“But John didn’t want to be a line manager,” added Mr Schick. “He likes to have P&L responsibility.”
More staff in NZ
While Mr Hanna has moved on, the NZ operation has been increased by three or four staff to 50 since the Vocus takeover.
All are in the area of premium, 24-hour support for larger clients.
Support team, services moved from Australia to NZ
Long term, Vocus plans to move its entire premium support operation from Australia to New Zealand, Mr Spenceley says. He says it could work out cheaper, but the key reason is difficulty recruiting staff on the other side of the Tasman.
He also sees more data centre business being moved across.
The Vocus boss sees Australian power prices going up and up in future, but New Zealand’s mainly hydro-based electricity being more stable – and beyond that, our weather being more amendable to “natural cooling” (already used to a degree by Maxnet at its North Shore data centre).
He gives the example of an major Hollywood movie that was rendered at a Vocus data centre in Australia. That kind of heavy duty customer can generated a $20,000 to $30,000 a month power bill, Spenceley says, so moving that kind of work across the Tasman holds appeal.
Already, a number of Vocus' Australian customers are using the company's newly-acquired NZ data centres, Mr Spenceley says.
Vocus is listed on the ASX [VOC] and is due to report its annual result next week (for its year to June, only including a couple of weeks of business with Maxnet within the fold).
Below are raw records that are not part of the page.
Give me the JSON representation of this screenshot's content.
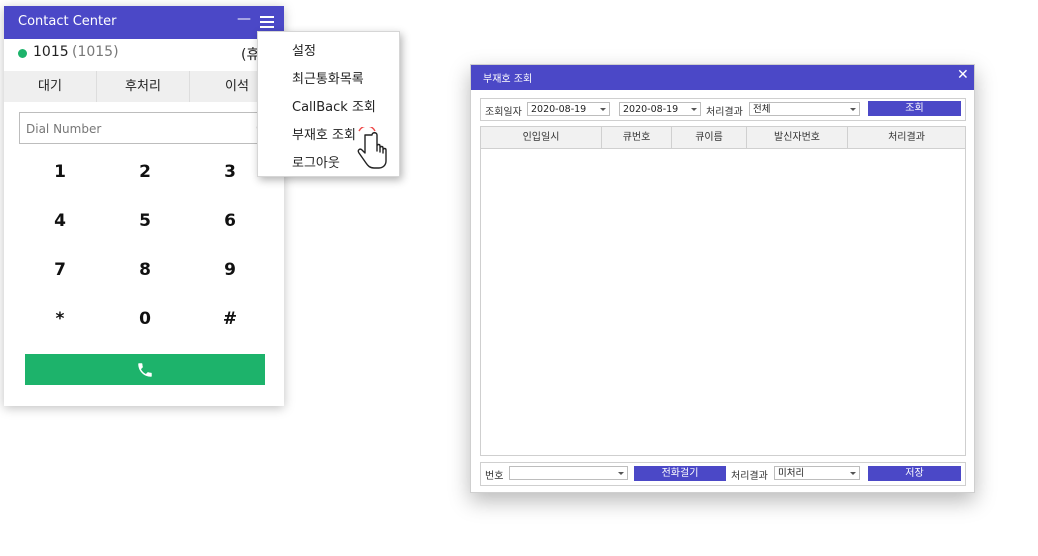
{
  "contact_center": {
    "title": "Contact Center",
    "minimize": "—",
    "extension": "1015",
    "extension_paren": "(1015)",
    "status_right": "(휴",
    "status_color": "#1db36b",
    "tabs": [
      {
        "label": "대기"
      },
      {
        "label": "후처리"
      },
      {
        "label": "이석"
      }
    ],
    "dial_placeholder": "Dial Number",
    "keypad": [
      "1",
      "2",
      "3",
      "4",
      "5",
      "6",
      "7",
      "8",
      "9",
      "*",
      "0",
      "#"
    ],
    "call_icon": "phone-icon",
    "accent": "#4b48c7",
    "call_color": "#1db36b"
  },
  "menu": {
    "items": [
      {
        "label": "설정"
      },
      {
        "label": "최근통화목록"
      },
      {
        "label": "CallBack 조회"
      },
      {
        "label": "부재호 조회"
      },
      {
        "label": "로그아웃"
      }
    ]
  },
  "dialog": {
    "title": "부재호 조회",
    "close": "✕",
    "filter": {
      "date_label": "조회일자",
      "date_from": "2020-08-19",
      "date_to": "2020-08-19",
      "result_label": "처리결과",
      "result_value": "전체",
      "search_button": "조회"
    },
    "columns": [
      "인입일시",
      "큐번호",
      "큐이름",
      "발신자번호",
      "처리결과"
    ],
    "rows": [],
    "footer": {
      "number_label": "번호",
      "number_value": "",
      "call_button": "전화걸기",
      "result_label": "처리결과",
      "result_value": "미처리",
      "save_button": "저장"
    }
  }
}
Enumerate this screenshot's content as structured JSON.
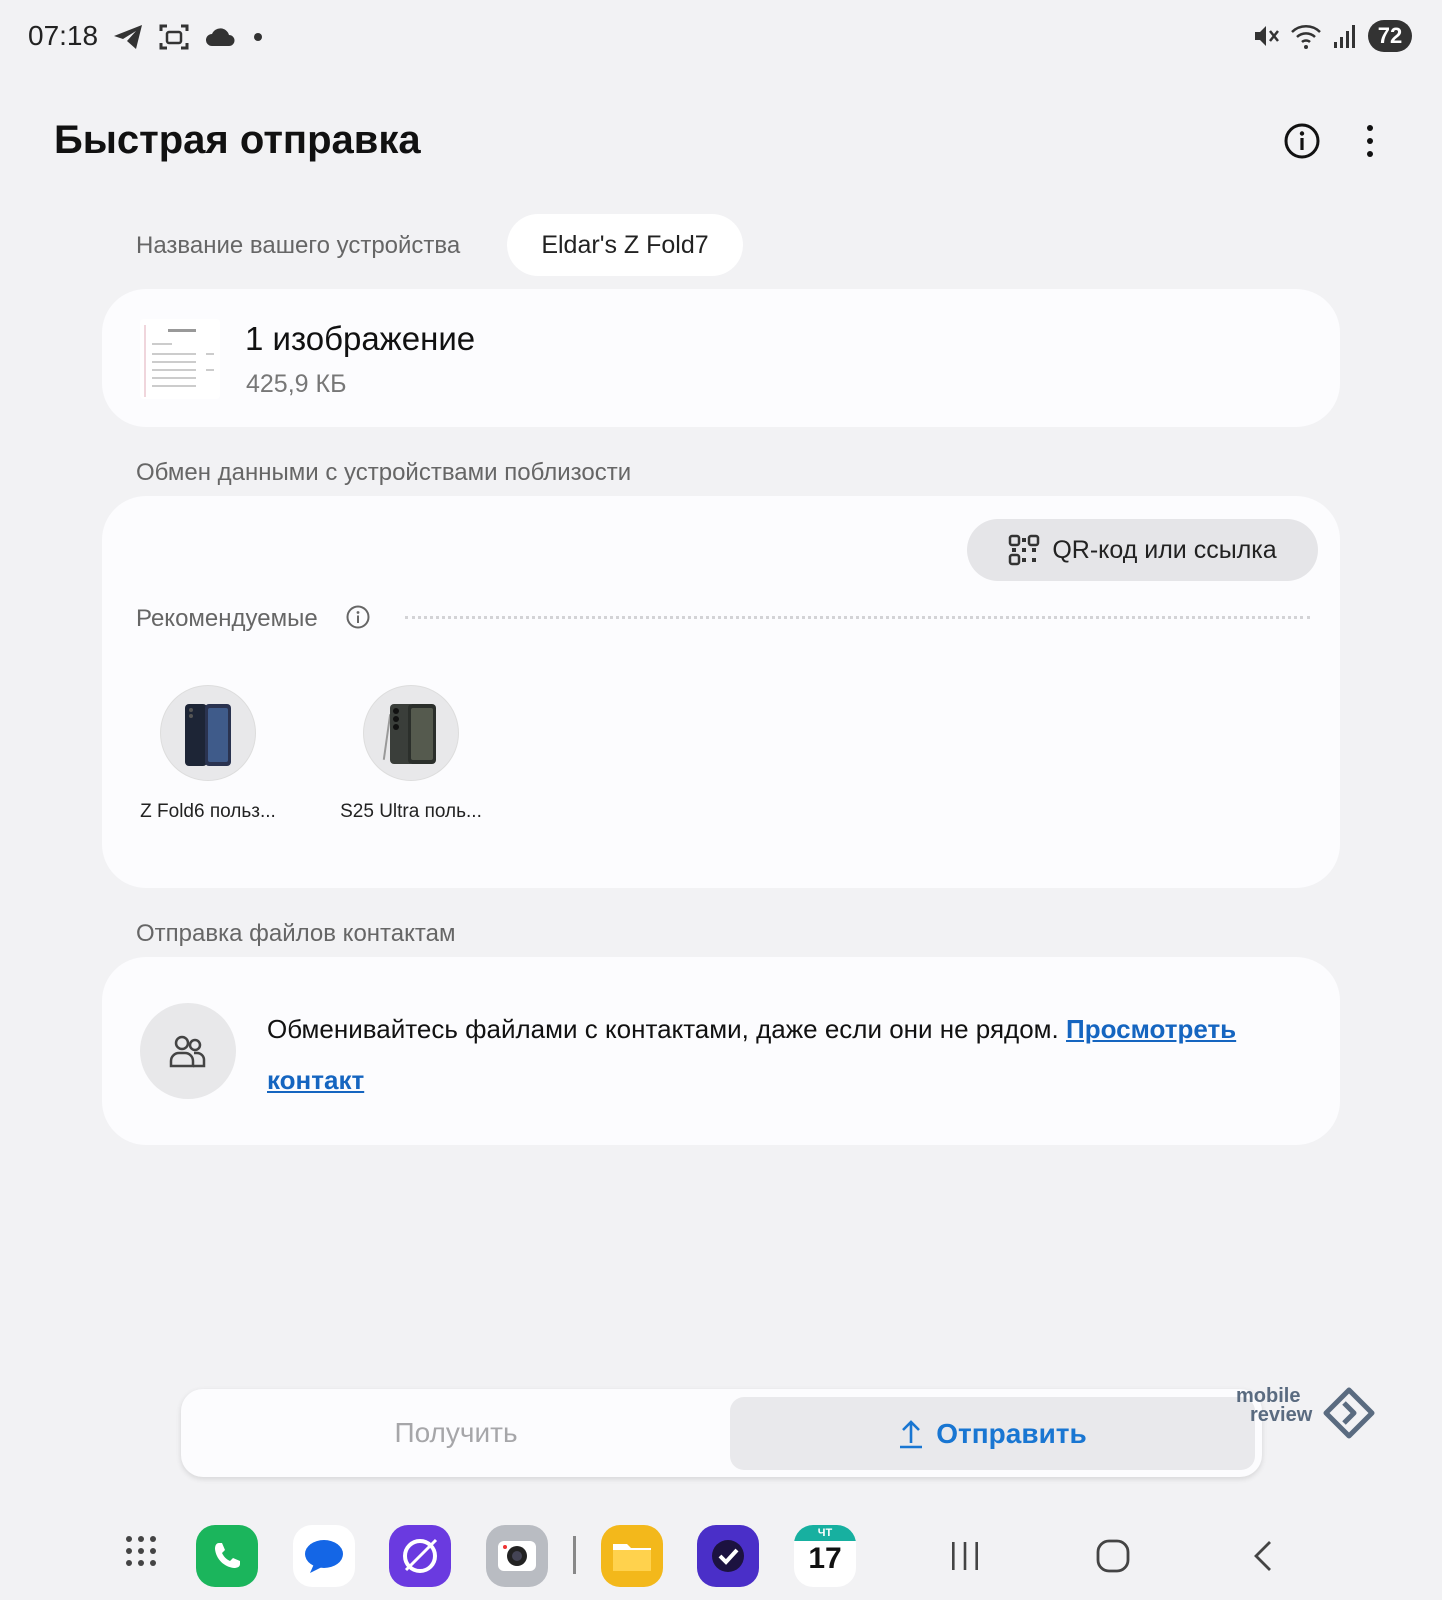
{
  "status_bar": {
    "time": "07:18",
    "battery": "72",
    "left_icons": [
      "telegram-icon",
      "screenshot-icon",
      "cloud-icon",
      "dot-icon"
    ],
    "right_icons": [
      "mute-icon",
      "wifi-icon",
      "signal-icon"
    ]
  },
  "header": {
    "title": "Быстрая отправка"
  },
  "device_name": {
    "label": "Название вашего устройства",
    "value": "Eldar's Z Fold7"
  },
  "file": {
    "title": "1 изображение",
    "size": "425,9 КБ"
  },
  "nearby": {
    "section_title": "Обмен данными с устройствами поблизости",
    "qr_button_label": "QR-код или ссылка",
    "recommended_label": "Рекомендуемые",
    "devices": [
      {
        "label": "Z Fold6 польз..."
      },
      {
        "label": "S25 Ultra поль..."
      }
    ]
  },
  "contacts": {
    "section_title": "Отправка файлов контактам",
    "description": "Обменивайтесь файлами с контактами, даже если они не рядом.",
    "link_line1": "Просмотреть",
    "link_line2": "контакт"
  },
  "tabs": {
    "receive": "Получить",
    "send": "Отправить"
  },
  "watermark": {
    "line1": "mobile",
    "line2": "review"
  },
  "dock": {
    "calendar_day_label": "ЧТ",
    "calendar_date": "17",
    "apps": [
      "apps-grid-icon",
      "phone-icon",
      "messages-icon",
      "browser-icon",
      "camera-icon",
      "files-icon",
      "reminder-icon",
      "calendar-icon"
    ]
  },
  "colors": {
    "background": "#f2f2f4",
    "card": "#fcfcfe",
    "link": "#1565c0",
    "send_accent": "#1976d2"
  }
}
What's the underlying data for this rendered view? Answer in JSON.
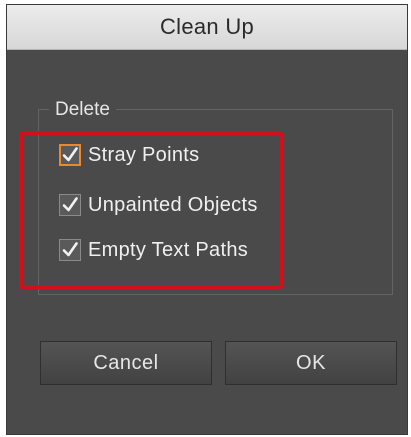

Guideance is for eibitda of $A16 - $16.5 million on revenue of $A45 to $A47 million.